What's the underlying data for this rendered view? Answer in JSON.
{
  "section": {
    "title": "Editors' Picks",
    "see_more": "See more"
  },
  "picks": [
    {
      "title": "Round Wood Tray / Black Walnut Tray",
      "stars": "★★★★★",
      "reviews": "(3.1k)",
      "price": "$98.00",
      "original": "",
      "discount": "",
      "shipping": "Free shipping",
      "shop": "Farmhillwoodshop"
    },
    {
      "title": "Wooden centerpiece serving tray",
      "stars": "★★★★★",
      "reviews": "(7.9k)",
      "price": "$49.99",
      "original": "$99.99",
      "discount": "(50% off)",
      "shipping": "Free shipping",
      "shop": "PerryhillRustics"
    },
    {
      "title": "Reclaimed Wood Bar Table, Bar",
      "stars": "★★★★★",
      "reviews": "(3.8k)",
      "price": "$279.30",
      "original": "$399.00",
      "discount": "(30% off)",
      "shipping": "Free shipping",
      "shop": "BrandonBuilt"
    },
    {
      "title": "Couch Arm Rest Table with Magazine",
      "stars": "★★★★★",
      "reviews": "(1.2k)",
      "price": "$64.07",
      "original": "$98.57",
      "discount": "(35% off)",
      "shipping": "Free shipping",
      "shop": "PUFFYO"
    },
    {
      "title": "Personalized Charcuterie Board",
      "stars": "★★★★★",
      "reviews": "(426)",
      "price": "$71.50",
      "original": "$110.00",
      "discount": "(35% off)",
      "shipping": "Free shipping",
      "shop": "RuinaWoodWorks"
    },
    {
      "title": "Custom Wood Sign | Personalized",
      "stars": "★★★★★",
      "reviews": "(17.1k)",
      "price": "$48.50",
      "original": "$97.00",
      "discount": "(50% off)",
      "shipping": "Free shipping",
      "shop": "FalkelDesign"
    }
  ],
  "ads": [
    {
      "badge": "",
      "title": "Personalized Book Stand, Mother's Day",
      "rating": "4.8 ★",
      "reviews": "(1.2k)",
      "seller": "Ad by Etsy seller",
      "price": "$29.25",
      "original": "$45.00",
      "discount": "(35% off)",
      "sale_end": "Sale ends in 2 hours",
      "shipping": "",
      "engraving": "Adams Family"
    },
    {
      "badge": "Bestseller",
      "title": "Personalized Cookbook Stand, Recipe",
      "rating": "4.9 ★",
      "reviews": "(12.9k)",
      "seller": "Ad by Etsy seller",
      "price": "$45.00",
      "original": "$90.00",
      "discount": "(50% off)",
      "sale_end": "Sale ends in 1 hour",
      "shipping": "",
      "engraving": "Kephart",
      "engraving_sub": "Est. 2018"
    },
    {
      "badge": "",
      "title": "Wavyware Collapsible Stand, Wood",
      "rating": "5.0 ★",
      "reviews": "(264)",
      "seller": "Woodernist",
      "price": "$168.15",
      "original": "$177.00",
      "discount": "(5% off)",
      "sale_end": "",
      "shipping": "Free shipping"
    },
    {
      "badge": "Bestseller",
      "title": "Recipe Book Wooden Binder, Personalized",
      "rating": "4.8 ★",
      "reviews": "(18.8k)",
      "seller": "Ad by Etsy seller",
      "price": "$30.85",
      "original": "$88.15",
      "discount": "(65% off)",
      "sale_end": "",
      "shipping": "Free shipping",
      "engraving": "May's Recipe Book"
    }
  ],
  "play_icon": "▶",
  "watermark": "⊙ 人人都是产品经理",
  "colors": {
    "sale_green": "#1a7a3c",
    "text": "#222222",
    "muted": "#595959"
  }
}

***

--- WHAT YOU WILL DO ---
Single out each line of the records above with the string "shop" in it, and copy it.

--- FINISHED EXERCISE ---
      "shop": "Farmhillwoodshop"
      "shop": "PerryhillRustics"
      "shop": "BrandonBuilt"
      "shop": "PUFFYO"
      "shop": "RuinaWoodWorks"
      "shop": "FalkelDesign"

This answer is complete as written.